**Problem to solve**
Every line that holds the word "shield" needs to be copied from the data below.

..............................

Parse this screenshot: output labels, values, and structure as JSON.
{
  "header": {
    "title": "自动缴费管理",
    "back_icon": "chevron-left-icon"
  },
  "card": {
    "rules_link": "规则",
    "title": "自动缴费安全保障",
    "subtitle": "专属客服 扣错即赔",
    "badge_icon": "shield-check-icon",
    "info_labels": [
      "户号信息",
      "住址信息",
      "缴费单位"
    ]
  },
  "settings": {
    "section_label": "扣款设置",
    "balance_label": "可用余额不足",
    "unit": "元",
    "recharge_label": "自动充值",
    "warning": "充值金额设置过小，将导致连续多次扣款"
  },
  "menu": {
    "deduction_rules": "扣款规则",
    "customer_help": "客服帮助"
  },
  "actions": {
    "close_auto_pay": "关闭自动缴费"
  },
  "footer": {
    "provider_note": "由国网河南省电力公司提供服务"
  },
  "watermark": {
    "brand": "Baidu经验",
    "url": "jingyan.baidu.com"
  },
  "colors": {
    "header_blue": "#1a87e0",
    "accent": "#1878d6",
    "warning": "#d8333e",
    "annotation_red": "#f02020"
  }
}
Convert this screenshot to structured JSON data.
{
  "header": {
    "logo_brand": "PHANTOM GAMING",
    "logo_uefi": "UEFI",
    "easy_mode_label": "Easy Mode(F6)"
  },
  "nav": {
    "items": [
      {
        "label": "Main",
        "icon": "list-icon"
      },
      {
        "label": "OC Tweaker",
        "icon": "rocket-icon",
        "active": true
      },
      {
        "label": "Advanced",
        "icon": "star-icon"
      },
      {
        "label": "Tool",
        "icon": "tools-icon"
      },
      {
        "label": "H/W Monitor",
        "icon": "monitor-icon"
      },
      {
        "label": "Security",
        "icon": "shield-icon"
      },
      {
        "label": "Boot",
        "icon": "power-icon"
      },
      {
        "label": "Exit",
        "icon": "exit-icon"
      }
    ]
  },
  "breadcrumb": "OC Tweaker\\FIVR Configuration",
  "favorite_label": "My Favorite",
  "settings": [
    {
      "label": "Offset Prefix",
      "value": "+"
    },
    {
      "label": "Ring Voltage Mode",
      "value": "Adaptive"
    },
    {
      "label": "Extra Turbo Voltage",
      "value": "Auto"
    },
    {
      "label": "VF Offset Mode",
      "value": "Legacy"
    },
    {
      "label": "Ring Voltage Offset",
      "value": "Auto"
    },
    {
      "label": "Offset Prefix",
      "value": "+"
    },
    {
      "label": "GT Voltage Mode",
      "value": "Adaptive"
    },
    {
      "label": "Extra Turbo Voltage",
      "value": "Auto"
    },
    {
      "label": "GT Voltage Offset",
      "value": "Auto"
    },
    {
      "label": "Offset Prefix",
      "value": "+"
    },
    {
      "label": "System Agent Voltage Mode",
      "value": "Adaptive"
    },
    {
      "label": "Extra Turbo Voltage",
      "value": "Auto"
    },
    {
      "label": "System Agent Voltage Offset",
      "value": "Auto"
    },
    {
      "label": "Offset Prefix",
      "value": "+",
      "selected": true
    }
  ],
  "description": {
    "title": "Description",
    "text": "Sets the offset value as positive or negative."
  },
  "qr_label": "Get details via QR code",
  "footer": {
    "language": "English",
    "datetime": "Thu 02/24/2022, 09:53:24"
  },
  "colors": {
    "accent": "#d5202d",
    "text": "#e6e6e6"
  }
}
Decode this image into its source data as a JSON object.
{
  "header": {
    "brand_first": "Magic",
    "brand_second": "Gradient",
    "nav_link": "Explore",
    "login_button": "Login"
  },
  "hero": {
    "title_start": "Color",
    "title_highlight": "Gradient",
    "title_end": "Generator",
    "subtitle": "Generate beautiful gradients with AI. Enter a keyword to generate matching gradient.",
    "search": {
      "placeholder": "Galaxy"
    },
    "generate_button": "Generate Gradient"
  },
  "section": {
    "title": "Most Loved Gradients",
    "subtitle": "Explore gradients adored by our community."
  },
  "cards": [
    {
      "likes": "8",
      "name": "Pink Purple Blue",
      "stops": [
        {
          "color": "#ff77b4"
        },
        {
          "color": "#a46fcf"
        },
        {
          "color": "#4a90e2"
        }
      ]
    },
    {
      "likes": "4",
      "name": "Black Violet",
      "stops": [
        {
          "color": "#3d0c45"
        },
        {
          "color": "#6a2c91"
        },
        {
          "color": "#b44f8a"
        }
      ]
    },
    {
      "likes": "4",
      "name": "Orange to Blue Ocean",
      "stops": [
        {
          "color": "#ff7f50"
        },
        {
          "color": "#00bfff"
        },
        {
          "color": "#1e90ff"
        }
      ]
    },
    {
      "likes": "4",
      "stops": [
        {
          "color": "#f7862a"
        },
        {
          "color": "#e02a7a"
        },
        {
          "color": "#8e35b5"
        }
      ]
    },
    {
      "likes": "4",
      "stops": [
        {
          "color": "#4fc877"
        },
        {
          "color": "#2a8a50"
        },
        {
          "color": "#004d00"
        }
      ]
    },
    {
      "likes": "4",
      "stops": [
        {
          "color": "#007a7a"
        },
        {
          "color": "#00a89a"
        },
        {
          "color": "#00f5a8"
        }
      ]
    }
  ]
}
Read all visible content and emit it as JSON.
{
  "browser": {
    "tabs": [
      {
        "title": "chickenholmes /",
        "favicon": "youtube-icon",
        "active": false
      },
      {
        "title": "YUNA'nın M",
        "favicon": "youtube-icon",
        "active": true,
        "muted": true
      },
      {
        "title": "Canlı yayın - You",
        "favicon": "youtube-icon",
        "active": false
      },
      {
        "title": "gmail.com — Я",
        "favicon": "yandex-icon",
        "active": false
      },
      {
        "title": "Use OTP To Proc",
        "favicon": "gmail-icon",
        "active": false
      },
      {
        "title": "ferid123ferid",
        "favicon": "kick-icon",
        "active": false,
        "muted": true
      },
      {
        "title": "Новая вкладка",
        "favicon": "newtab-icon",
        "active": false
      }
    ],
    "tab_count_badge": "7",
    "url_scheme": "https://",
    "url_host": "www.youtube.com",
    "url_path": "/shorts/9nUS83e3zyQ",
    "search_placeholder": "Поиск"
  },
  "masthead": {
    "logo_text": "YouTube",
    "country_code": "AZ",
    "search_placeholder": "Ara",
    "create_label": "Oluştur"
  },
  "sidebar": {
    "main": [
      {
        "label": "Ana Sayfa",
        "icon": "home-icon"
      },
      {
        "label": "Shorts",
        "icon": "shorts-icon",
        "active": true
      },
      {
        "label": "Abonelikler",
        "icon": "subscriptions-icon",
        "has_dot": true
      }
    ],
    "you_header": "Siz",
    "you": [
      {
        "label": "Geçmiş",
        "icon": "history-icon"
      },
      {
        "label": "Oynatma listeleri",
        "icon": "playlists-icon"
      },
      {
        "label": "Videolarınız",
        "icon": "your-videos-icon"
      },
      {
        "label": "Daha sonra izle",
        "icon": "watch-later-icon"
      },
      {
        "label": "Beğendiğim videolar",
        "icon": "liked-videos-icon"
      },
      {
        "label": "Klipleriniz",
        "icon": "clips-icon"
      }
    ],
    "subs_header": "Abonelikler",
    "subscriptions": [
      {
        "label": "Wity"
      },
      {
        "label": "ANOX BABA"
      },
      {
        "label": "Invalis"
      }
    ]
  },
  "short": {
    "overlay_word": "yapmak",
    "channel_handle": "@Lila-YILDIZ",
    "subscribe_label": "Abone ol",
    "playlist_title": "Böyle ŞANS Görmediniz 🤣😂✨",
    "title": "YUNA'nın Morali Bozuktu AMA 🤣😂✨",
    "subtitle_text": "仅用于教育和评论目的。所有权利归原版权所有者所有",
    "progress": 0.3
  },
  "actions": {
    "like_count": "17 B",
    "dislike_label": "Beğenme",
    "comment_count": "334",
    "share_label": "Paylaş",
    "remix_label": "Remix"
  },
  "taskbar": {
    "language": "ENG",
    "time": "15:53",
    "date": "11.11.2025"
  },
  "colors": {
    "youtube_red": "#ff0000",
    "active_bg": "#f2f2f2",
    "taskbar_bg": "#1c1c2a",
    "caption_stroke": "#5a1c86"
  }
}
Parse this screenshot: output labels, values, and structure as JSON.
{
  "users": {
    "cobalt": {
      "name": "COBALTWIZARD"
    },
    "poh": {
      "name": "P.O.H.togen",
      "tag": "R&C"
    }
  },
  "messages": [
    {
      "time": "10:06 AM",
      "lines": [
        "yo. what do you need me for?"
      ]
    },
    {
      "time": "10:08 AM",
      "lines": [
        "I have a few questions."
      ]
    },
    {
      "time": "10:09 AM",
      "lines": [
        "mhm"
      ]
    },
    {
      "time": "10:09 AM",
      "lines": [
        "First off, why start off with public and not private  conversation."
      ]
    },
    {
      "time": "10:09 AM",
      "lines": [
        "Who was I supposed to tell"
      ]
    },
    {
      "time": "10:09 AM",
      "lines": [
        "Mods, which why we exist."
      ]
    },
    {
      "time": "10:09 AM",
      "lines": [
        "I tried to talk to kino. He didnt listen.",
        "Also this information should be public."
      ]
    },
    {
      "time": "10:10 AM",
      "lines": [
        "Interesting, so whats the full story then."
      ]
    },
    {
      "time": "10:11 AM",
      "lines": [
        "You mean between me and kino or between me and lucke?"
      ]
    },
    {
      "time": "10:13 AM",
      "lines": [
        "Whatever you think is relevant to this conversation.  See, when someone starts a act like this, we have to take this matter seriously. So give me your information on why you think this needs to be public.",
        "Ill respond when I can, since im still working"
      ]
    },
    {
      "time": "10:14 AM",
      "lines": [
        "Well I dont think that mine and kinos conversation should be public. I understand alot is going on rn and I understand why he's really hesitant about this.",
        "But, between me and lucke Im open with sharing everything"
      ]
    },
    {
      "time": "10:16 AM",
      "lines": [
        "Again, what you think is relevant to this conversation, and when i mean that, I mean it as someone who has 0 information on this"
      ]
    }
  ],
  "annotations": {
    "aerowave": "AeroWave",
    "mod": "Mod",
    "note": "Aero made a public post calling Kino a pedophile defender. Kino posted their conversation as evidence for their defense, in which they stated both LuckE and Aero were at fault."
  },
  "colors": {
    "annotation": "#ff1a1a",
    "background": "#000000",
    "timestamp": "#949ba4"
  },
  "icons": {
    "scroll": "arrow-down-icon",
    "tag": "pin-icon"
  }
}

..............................

**Solution for this exercise**
    "badge_icon": "shield-check-icon",
        "icon": "shield-icon"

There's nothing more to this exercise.